I don't want a curated Internet. Do you?
15 May 2010
You’ve probably read this one before, but I need my dramatic entrance for this blog post.
Design is not just what it looks like and feels like. Design is how it works. – Steve Jobs
Jobs is, of course, right about design, but his vision of design is as old as the age he was born in. It’s an age of big man, with big design heads and a lot of mad men flair in which a small bunch of people are responsible for the creative output. The rest of the company is basically the execution part. It’s the philosophy of a time in which Detroit was a prosperous city and wasn’t not planing to usher 30% of its houses. Basically, it’s the philosophy of a time before the Internet came along and showed us the potential of goodness we can achieve by opening up certain structures. It’s the philosophy of an era that came before we actually started collaborating and created unimaginable achievements like the Wikipedia or Linux.
This era, as successful as Apple might be right now, is over and it’s probably not coming back. At least not in the foreseeable future. Leadership today is not top-down, it’s more about creating the right environment in which we can start creating products that are influenced by the people that are going to use it. But let me quote Mariana Amatullo, who is Vice President and Founding Director, Designmatters at Art Center College of Design.
I think the era of the star designer is over, frankly. It’s not very interesting to me. I’m much more excited with those individuals who have the ability to do original thinking but really exercise it with a lot of humility. That’s what human-centered design is to me—aspiring to empathy and aspiring to a sense of humility about your ideas, your thoughts, your practice.
When solutions are sustained, a few things need to happen. More and more we’re seeing the value of participatory design process and of finding solutions in a collaborative manner. But when you’re talking large-scale you also need solutions that are supported with policy and funding.
But how do we create sustainable, collaborative solutions? There is a key to those: open and just access for everyone. There is no place for egos in such environments, that’s why the Wikipedia (at least in Germany) suffering so much from the ego tripping of the administrators. They are trying to inflict the rule of few on a something that was created by many.
The same thing is happening when companies are trying to damage the Internet. Obviously, it’s not just Apple. Facebook is the new number one kid of the block and it’s also an ego thing. Mark Zuckerberg and his gang are trying to inflict their perception of privacy on to the rest of us and it’s an ugly thing to do. Don’t take my word for it, go read danah boyd’s very elaborate rant. Or watch Tim O’Reilly speak about the future of the Internet (of Things) and his pleading why it has to be about openness.
At the end of his talk, O’Reilly is saying that we are at the verge to lose the openness of the Internet as we’ve known it for the last 15 – 20 years. He is right. We, as a society, taking the openness of the Internet for granted, because it was born into this world as an open system. Nobody had to fight for it’s openness, because the people who are responsible for its creation did an excellent job of establishing an equal access to it. People like Steve Jobs and Mark Zuckerberg don’t believe in equality, because they believe that they ‘know better’. That’s why we have products like the iPad, which is ironically being described as ‘curated computing’. What’s next?
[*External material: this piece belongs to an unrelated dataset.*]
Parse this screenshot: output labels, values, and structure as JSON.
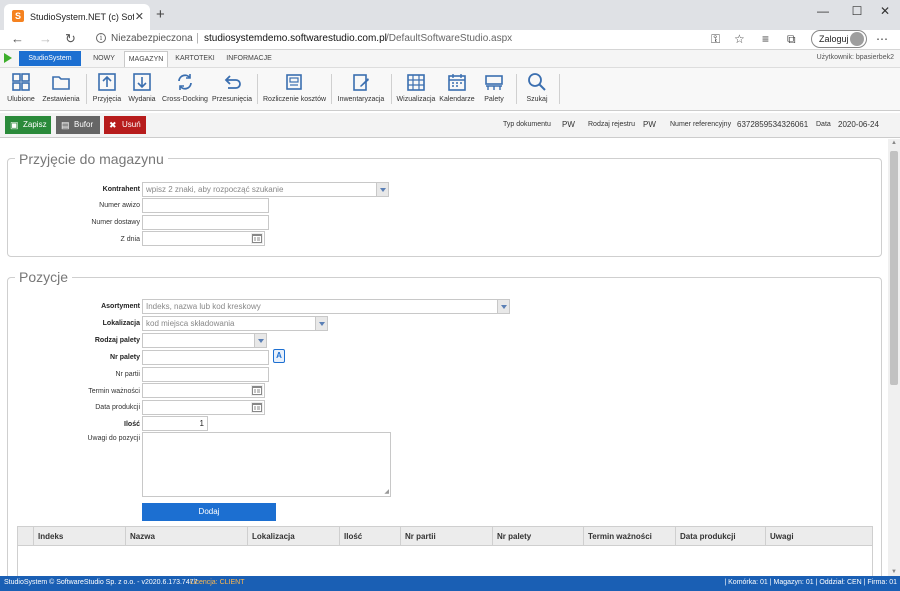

A curated version of the Internet?
To that I would need to say: no, thanks. And I can only plead that more people stand up for the fact that those companies don’t take away what we hold precious and that is fundamentally right. Equal, uncontrolled and modified access to the Internet should not be a privilege, but a right.
How can we motivate more people to join in? Well, the first step would be for more people who already know about the problems that companies like Apple, Facebook, Microsoft, Google & Co. inflicting to the Internet to actually do something about it. That alone is, of course, not enough and that brings me back to the Steve Jobs quote from all the way up there.
It’s time that we start thinking about design not only in a way how it looks, how it feels or how it works, but how it was created. Was is the mind of one person or was it a collaborative project? Does it integrate itself in already functioning mechanism or does it exploit those out of pure single mindedness and the wish to make more money for one company? Are you ready to pay more for a product that has been created openly? Would you pay more for an iPad that wouldn’t be so dependent to a closed and censored environment like the App Store?
I’ve written it before: we achieved the same with the production of our food and we’re able to achieve the same thing with digital products. There is no reason why not, but we should hurry up and start asking for change before it’s to late and we lose something that we take for granted today.